(Supplied records Opens)

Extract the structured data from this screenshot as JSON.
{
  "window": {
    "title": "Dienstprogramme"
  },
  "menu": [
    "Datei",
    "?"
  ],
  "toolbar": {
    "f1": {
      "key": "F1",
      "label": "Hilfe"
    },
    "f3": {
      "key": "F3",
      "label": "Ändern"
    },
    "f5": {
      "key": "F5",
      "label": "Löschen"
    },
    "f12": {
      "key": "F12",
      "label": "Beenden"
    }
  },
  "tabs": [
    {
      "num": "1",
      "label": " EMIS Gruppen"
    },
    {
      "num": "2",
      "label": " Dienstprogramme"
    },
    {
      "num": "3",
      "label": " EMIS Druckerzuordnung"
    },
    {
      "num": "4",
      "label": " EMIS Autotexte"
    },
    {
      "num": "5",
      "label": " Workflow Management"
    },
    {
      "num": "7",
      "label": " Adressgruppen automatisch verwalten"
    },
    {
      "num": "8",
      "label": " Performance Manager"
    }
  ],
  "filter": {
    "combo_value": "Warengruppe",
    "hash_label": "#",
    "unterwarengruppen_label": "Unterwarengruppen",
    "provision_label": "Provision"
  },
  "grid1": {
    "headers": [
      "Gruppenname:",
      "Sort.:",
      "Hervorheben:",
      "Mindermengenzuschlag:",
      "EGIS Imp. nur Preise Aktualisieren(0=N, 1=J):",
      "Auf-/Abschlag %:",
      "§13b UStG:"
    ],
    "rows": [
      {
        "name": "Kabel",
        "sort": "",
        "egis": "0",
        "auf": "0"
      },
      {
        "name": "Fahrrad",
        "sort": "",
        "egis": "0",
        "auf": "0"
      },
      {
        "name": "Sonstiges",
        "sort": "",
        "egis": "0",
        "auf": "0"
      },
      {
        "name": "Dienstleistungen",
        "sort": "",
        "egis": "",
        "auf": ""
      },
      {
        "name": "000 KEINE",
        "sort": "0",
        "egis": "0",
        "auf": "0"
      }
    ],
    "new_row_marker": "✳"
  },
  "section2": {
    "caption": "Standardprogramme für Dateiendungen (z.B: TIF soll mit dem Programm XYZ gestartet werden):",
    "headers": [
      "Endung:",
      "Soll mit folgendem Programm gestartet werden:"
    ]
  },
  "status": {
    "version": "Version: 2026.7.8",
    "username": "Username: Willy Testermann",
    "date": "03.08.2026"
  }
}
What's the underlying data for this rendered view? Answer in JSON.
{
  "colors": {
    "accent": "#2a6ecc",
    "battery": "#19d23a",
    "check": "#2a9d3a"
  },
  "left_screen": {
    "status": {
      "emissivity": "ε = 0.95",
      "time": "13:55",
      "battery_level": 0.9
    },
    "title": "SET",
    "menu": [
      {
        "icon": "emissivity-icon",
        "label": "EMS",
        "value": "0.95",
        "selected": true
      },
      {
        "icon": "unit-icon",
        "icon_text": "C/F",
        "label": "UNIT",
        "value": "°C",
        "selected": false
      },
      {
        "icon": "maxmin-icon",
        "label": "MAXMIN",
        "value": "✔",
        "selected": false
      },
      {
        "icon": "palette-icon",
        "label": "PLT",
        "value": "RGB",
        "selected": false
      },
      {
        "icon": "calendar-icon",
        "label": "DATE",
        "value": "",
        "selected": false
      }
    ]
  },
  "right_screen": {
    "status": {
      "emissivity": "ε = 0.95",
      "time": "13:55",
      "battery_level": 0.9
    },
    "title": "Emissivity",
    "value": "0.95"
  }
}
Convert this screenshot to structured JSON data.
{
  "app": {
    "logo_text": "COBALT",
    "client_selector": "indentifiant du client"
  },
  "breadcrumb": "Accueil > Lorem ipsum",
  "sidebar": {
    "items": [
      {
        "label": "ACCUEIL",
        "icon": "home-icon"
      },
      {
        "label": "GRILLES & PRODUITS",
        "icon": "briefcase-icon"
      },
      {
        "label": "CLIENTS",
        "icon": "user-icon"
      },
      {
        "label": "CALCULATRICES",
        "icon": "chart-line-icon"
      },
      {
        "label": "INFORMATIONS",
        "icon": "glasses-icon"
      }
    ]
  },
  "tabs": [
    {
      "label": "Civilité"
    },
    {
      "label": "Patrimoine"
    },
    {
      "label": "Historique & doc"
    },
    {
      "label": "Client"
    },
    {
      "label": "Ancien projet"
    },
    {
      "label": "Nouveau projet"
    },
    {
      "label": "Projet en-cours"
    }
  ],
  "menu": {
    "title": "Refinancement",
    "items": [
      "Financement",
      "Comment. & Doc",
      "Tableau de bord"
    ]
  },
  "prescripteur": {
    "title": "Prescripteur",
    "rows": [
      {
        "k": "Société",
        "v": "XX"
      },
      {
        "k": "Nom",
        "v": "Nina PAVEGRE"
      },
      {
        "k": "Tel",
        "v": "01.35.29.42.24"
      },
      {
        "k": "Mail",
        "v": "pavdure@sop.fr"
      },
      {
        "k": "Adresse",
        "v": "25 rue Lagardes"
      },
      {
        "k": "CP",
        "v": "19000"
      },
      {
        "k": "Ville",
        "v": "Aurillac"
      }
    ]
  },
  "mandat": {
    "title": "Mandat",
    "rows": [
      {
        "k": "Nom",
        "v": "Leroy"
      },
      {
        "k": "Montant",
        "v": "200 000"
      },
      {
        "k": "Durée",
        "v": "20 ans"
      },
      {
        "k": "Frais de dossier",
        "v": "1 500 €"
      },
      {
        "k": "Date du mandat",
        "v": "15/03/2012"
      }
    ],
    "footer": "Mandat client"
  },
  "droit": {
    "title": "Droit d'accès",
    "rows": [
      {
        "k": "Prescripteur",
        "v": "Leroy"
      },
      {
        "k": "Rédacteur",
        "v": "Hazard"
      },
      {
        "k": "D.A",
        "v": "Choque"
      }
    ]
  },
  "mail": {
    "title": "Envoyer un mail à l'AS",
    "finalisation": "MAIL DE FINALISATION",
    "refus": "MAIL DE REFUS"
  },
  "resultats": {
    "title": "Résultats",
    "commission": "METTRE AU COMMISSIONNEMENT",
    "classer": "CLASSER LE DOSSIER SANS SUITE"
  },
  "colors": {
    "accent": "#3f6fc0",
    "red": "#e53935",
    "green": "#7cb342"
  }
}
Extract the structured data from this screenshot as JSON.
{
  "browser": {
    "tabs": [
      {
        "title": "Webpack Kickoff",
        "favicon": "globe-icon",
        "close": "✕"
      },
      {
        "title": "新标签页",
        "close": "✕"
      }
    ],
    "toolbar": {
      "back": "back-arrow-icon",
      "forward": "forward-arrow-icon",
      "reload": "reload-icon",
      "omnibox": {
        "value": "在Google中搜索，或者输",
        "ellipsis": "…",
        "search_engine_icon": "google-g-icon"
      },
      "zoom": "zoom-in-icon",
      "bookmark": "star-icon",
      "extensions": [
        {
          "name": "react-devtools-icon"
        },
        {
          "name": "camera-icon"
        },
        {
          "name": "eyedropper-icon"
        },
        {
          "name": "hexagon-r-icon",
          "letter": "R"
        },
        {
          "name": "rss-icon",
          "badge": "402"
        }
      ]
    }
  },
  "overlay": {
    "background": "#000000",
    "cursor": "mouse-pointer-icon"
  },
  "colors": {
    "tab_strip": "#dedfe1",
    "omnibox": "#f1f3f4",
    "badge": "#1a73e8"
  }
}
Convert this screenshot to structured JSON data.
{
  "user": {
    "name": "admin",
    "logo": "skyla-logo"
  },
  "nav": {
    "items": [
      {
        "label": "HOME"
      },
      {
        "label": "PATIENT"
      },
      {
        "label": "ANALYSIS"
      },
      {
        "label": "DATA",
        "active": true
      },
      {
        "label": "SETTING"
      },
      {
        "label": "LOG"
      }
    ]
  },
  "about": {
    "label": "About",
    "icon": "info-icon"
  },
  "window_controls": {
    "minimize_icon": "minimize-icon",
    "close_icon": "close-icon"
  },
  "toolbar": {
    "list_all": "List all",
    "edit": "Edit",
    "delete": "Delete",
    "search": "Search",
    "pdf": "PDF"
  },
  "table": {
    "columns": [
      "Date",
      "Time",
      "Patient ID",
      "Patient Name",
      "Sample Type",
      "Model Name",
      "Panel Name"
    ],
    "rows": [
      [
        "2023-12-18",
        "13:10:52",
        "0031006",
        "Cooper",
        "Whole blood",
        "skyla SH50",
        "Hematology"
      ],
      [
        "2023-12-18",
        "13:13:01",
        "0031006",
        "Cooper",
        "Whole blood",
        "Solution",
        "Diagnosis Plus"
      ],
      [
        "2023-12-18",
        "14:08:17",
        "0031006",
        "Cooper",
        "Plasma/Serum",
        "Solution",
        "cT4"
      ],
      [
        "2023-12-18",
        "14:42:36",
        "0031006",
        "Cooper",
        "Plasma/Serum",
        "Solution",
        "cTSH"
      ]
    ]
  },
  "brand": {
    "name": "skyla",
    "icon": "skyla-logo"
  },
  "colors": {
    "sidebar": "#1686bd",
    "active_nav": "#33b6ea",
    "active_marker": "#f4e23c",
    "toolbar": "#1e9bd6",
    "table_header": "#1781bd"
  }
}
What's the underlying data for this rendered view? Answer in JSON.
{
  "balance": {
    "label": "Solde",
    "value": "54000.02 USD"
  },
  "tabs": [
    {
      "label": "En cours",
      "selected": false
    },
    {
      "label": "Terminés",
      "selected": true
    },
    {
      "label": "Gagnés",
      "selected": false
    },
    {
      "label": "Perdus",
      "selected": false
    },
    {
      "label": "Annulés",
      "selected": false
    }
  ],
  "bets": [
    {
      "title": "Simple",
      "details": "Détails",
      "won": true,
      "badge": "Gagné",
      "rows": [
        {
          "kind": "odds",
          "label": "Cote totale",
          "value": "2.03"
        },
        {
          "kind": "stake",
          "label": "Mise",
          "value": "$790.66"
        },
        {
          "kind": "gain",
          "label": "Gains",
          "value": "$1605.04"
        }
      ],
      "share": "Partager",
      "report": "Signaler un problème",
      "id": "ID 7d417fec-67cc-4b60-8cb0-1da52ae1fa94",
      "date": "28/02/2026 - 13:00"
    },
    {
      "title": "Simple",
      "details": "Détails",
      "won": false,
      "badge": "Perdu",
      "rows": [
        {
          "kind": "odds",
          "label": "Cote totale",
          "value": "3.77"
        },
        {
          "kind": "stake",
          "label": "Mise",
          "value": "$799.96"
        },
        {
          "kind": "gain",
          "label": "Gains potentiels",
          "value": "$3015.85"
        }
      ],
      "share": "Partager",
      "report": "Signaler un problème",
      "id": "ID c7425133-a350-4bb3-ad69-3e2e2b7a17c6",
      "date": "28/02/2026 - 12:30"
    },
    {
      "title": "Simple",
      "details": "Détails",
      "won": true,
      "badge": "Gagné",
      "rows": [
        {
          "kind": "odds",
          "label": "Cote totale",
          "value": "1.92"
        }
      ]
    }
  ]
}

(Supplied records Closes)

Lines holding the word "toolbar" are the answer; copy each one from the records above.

» Exercise result:
  "toolbar": {
    "toolbar": {
  "toolbar": {
    "toolbar": "#1e9bd6",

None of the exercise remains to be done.